### EXERCISE
Set every record down again exactly. Do not carry over the pictures.

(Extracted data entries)
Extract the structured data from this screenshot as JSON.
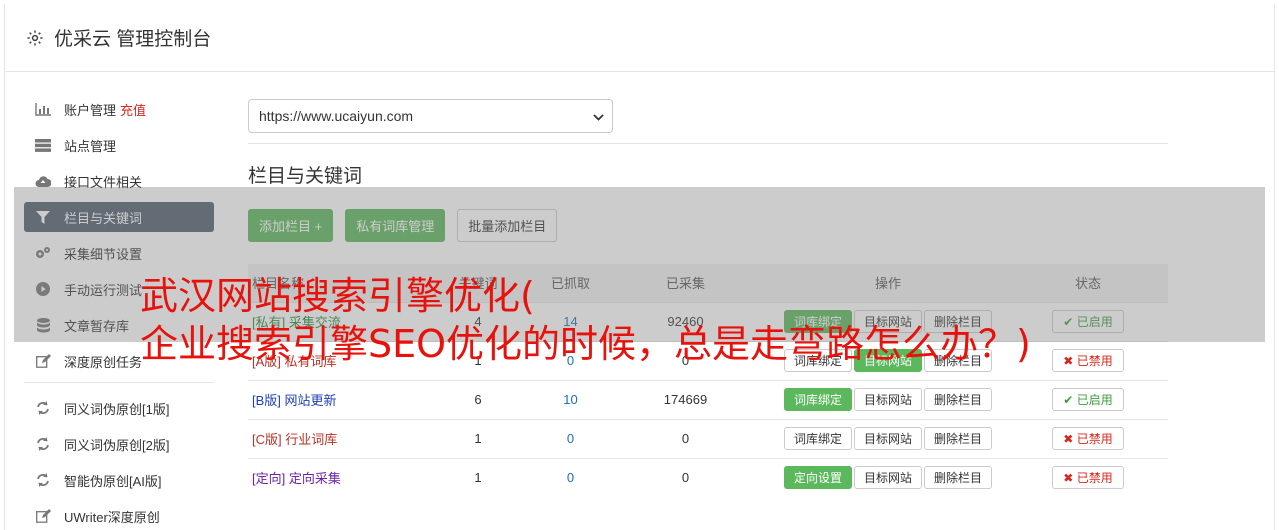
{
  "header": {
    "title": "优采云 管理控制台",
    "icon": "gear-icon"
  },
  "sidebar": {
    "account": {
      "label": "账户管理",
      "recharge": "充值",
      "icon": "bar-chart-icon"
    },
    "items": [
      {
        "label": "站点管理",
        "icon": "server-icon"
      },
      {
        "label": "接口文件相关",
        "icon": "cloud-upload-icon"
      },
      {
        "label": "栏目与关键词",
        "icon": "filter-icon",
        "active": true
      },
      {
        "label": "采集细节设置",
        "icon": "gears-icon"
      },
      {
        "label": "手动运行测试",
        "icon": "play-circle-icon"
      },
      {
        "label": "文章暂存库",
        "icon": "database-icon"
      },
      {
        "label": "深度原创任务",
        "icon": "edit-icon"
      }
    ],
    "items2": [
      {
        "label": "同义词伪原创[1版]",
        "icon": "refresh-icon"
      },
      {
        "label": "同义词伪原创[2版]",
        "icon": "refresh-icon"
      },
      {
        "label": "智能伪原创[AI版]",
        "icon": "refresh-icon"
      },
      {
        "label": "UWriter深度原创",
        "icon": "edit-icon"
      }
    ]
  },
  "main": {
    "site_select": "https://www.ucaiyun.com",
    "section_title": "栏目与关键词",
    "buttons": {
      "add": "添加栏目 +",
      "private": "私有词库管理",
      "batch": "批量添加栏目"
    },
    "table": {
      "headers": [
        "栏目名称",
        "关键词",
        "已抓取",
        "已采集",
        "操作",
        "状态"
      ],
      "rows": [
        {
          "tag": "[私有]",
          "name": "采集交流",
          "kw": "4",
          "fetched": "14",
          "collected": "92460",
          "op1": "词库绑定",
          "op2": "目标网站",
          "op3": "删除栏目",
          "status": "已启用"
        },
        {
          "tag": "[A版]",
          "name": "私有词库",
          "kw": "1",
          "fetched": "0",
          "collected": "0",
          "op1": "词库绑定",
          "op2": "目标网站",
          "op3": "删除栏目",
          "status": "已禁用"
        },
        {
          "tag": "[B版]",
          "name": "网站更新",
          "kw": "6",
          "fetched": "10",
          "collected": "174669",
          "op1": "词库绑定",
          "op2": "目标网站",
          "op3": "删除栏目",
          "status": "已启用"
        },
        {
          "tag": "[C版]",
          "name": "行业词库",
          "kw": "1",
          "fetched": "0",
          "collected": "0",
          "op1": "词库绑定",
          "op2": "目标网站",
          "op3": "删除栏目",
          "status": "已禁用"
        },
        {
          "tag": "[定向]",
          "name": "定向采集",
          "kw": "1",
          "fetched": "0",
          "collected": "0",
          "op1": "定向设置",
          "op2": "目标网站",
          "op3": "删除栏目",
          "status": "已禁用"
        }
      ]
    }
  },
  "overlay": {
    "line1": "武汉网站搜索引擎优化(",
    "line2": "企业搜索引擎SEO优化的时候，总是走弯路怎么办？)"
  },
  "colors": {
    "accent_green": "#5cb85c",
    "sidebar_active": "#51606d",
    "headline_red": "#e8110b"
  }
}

### EXPECTED ANSWER
Extract the structured data from this screenshot as JSON.
{
  "header": {
    "title": "优采云 管理控制台",
    "icon": "gear-icon"
  },
  "sidebar": {
    "account": {
      "label": "账户管理",
      "recharge": "充值",
      "icon": "bar-chart-icon"
    },
    "items": [
      {
        "label": "站点管理",
        "icon": "server-icon"
      },
      {
        "label": "接口文件相关",
        "icon": "cloud-upload-icon"
      },
      {
        "label": "栏目与关键词",
        "icon": "filter-icon",
        "active": true
      },
      {
        "label": "采集细节设置",
        "icon": "gears-icon"
      },
      {
        "label": "手动运行测试",
        "icon": "play-circle-icon"
      },
      {
        "label": "文章暂存库",
        "icon": "database-icon"
      },
      {
        "label": "深度原创任务",
        "icon": "edit-icon"
      }
    ],
    "items2": [
      {
        "label": "同义词伪原创[1版]",
        "icon": "refresh-icon"
      },
      {
        "label": "同义词伪原创[2版]",
        "icon": "refresh-icon"
      },
      {
        "label": "智能伪原创[AI版]",
        "icon": "refresh-icon"
      },
      {
        "label": "UWriter深度原创",
        "icon": "edit-icon"
      }
    ]
  },
  "main": {
    "site_select": "https://www.ucaiyun.com",
    "section_title": "栏目与关键词",
    "buttons": {
      "add": "添加栏目 +",
      "private": "私有词库管理",
      "batch": "批量添加栏目"
    },
    "table": {
      "headers": [
        "栏目名称",
        "关键词",
        "已抓取",
        "已采集",
        "操作",
        "状态"
      ],
      "rows": [
        {
          "tag": "[私有]",
          "name": "采集交流",
          "kw": "4",
          "fetched": "14",
          "collected": "92460",
          "op1": "词库绑定",
          "op2": "目标网站",
          "op3": "删除栏目",
          "status": "已启用"
        },
        {
          "tag": "[A版]",
          "name": "私有词库",
          "kw": "1",
          "fetched": "0",
          "collected": "0",
          "op1": "词库绑定",
          "op2": "目标网站",
          "op3": "删除栏目",
          "status": "已禁用"
        },
        {
          "tag": "[B版]",
          "name": "网站更新",
          "kw": "6",
          "fetched": "10",
          "collected": "174669",
          "op1": "词库绑定",
          "op2": "目标网站",
          "op3": "删除栏目",
          "status": "已启用"
        },
        {
          "tag": "[C版]",
          "name": "行业词库",
          "kw": "1",
          "fetched": "0",
          "collected": "0",
          "op1": "词库绑定",
          "op2": "目标网站",
          "op3": "删除栏目",
          "status": "已禁用"
        },
        {
          "tag": "[定向]",
          "name": "定向采集",
          "kw": "1",
          "fetched": "0",
          "collected": "0",
          "op1": "定向设置",
          "op2": "目标网站",
          "op3": "删除栏目",
          "status": "已禁用"
        }
      ]
    }
  },
  "overlay": {
    "line1": "武汉网站搜索引擎优化(",
    "line2": "企业搜索引擎SEO优化的时候，总是走弯路怎么办？)"
  },
  "colors": {
    "accent_green": "#5cb85c",
    "sidebar_active": "#51606d",
    "headline_red": "#e8110b"
  }
}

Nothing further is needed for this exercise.